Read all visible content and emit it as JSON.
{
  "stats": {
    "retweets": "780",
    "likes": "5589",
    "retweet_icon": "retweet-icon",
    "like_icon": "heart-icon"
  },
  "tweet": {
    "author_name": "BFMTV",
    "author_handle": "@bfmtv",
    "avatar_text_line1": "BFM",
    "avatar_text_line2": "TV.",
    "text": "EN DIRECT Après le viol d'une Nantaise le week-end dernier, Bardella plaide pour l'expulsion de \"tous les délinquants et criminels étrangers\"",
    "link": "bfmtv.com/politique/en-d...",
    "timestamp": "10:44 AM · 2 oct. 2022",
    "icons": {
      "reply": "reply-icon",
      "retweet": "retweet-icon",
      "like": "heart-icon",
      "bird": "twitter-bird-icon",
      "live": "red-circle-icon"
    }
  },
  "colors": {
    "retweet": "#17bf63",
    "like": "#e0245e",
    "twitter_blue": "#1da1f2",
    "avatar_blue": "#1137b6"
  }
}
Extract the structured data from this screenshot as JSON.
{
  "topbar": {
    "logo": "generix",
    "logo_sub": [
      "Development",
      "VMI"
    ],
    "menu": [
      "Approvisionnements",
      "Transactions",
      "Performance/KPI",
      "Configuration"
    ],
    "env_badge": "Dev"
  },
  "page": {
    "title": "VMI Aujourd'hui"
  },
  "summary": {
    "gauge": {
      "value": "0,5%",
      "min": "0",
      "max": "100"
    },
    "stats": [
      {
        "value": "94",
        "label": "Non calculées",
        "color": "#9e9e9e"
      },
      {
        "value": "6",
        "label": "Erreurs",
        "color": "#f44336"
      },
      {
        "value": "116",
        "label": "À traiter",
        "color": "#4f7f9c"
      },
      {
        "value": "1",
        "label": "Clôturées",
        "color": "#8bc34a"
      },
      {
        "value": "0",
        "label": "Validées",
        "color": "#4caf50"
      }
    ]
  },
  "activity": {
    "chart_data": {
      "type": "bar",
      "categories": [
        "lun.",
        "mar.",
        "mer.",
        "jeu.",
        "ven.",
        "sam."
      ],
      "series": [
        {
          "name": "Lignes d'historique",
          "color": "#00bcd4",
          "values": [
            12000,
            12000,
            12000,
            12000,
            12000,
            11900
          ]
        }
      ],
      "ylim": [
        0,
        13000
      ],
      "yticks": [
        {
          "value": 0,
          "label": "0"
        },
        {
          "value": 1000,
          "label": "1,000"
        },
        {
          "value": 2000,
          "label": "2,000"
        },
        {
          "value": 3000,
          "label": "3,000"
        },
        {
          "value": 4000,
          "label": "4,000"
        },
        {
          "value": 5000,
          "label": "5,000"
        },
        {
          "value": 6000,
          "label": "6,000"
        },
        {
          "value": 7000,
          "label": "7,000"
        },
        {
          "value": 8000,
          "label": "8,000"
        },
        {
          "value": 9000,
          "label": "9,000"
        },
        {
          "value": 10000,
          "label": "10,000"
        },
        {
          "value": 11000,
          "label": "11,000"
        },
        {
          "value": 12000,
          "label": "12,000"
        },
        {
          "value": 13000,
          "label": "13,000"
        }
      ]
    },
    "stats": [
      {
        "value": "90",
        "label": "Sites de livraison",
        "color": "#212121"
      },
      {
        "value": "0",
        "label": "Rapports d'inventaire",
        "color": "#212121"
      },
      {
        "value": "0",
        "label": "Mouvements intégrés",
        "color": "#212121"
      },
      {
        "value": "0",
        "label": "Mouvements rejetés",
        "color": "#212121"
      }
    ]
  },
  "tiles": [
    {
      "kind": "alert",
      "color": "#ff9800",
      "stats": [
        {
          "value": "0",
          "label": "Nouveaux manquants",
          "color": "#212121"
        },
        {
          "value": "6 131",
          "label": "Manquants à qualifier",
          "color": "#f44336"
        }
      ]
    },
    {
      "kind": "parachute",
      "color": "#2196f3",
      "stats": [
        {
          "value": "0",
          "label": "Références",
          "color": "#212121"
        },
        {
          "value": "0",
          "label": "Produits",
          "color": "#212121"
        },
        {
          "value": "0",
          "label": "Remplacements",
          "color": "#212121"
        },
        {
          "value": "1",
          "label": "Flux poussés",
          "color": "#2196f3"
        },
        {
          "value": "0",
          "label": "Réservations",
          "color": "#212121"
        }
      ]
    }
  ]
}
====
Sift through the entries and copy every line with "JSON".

Read all visible content and emit it as JSON.
Extract the structured data from this screenshot as JSON.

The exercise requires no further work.